“What pisses me off,” Duke says, although he never really sounds pissed off, “is that she wouldn’t have refused you anything. Absolutely nothing, if only you’d asked.”

“I know.”

“And now what?” He spreads his massive hands. “It could be worse, Nin. You could be cleaning bloody shirts or sorting eighteen different types of grain. All you had to do was love her.”

I nod. It was the easier task. But not easy—not easy.


One evening, the third or fourth time she came over, we visited a strange storefront museum of Paleozoic fossils, ammonites and trilobites and a perfect acanthodian, a so-called spiny shark, its fins splayed like sails. In bed that night, Esther stretched out on her stomach and I rested on top of her, my cheek pillowed on her coarse hair. Her breath raised and lowered us both. She wore cologne, a heated, grassy vetiver that made me think of cornfields.

“I like your warmth,” she murmured. “You’re like a desert.” She turned and kissed my forehead, licking a bit of salt from my hairline. I couldn’t know it then, but that was the closest I came to loving her.

The next morning, we waited in line at the coffee cart outside the bus station, and she took an ammonite fossil from her purse. I couldn’t imagine how she’d slipped it out of the exhibit. She pressed the ridged spiral into my palm: “Lover, you are the best thing in my life right now.” She said it in the same tone she used to order her latte.

But they were fatal words. After that, there was no recovery.

Don’t misunderstand me. What I felt for her was often reverence, an admiration bordering on fear. If one could argue oneself from awe into passion, my love for her would have been cavernous, vast, Silurian. But it wasn’t. Awe is an emotion of surfaces, of mountains and lava and floods; it dries up quickly.

I explain this to the damp spots on my ceiling.


The thing is, I want her out of my life. The puddle evaporated from the alley but I find fragments of her everywhere. Straw wrappers. A whiff of vetiver. A fossil sitting on my counter, a perfect Lake Bonneville trilobite, but in striking cyanotype blue. I grab a book from my shelf—my book, one I read long before I met her—and there are water stains on the title page.

What does it take to banish someone you almost loved? How do you evict the dead from your life?

This strikes me as something she would know.


I find Duke on my day off, a bit earlier than usual. He’s alone at the bar, muttering something to the jukebox to make the lights change color.

“I’ve been thinking,” I tell him. “There has to be another way. Everywhere has a back door. I suspect you can find it.”

He wrinkles his perfect nose. “You’re not wrong.”

I follow him into the bar’s dim single-occupant restroom, a damp cave of graffiti and discarded paper products.
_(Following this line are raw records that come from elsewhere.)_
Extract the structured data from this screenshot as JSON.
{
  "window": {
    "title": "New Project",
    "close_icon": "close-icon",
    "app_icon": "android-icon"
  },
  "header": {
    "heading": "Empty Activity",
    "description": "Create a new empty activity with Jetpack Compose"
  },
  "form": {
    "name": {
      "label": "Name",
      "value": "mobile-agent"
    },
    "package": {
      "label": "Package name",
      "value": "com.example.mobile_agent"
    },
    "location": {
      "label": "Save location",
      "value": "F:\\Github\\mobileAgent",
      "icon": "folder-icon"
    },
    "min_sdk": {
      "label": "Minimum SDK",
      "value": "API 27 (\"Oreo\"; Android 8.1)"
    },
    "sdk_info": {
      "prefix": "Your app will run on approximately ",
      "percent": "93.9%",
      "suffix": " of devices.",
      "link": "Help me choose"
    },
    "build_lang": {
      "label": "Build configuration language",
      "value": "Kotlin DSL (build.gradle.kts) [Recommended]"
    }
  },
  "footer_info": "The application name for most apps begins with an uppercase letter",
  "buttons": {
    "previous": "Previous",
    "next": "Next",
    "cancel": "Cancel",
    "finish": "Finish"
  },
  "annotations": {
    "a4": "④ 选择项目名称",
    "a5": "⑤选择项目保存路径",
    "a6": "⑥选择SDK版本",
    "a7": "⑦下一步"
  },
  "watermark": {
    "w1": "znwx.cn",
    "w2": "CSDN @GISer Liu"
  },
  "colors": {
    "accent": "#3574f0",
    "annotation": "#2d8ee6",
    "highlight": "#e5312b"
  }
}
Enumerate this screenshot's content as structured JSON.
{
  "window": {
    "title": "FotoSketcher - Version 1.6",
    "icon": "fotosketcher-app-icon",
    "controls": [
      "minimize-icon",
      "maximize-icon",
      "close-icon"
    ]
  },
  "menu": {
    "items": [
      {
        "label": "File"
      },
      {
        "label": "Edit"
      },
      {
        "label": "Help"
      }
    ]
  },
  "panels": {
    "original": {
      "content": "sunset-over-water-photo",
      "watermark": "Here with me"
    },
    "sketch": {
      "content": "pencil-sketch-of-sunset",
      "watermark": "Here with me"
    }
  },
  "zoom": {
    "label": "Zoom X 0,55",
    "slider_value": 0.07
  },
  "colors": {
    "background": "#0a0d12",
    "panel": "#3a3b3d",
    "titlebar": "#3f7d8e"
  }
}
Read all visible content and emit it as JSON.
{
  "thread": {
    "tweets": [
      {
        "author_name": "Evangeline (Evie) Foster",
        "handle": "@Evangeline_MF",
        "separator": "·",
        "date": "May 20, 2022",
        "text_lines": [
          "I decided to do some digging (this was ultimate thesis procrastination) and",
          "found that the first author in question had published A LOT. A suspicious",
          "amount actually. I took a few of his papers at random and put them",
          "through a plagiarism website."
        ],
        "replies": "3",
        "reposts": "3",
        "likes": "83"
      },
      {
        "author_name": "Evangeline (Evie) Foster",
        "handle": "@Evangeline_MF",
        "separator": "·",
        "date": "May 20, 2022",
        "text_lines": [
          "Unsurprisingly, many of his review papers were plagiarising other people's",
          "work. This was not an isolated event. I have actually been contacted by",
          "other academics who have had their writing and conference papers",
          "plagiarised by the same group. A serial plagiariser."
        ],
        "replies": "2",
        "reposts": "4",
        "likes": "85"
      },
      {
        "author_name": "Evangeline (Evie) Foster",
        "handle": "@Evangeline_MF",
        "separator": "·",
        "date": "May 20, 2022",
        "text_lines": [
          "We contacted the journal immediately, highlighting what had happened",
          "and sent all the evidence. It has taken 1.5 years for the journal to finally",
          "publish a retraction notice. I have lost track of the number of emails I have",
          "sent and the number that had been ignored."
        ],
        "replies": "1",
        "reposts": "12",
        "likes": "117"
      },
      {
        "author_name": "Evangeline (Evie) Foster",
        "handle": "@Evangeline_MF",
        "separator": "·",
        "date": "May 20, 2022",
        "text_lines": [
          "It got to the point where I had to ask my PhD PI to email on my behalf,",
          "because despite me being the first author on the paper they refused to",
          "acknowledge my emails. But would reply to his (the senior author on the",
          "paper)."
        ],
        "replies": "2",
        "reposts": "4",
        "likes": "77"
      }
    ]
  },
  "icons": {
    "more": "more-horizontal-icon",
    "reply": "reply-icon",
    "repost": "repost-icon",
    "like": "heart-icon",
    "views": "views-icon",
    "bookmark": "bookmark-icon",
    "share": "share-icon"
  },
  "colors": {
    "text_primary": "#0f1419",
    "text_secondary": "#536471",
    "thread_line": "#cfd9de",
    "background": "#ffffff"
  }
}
Duke gestures for me to lock the door while he clogs the sink with paper towels. When I turn back, his pen knife rests open on the sink’s edge. The stained porcelain frames a familiar sight, and in the clear shaft of water, two prehistoric beasts roll in deliberate synchrony.

“Give me your hand.”

I hold it out, swallowing. Duke jabs the penknife under my thumbnail, quick and shallow, freeing flakes of potting soil and dry skin. They drift into the sink, followed by a single drop of blood.

For a moment, nothing.

Then one of the creatures breaks free of its orbit. The floor begins to shake.

“I should tell you,” Duke says, raising his voice as the rumbling grows louder. “There’s a catch. She’s not going to remember you.”

“Will I remember her?”

He must have seen the traitor spark of hope in my eyes. I feel the shove, like an animal charging, then the back of my skull colliding with the toilet seat.


When I come to, there’s a spot of blood on my hairline, and someone is rapping at the restroom door. I raise my hand to the lock and notice a strange bruise beneath my thumbnail. Dark and ragged, like the shoreline of an evaporated lake.


Megan Arkenberg’s work has appeared in over fifty magazines and anthologies, including Lightspeed, Asimov’s, Beneath Ceaseless Skies, Shimmer, and Ellen Datlow’s Best Horror of the Year. She has edited the fantasy e-zine Mirror Dance since 2008. She currently lives in Northern California, where she’s pursuing a Ph.D. in English literature. Visit her online at www.meganarkenberg.com.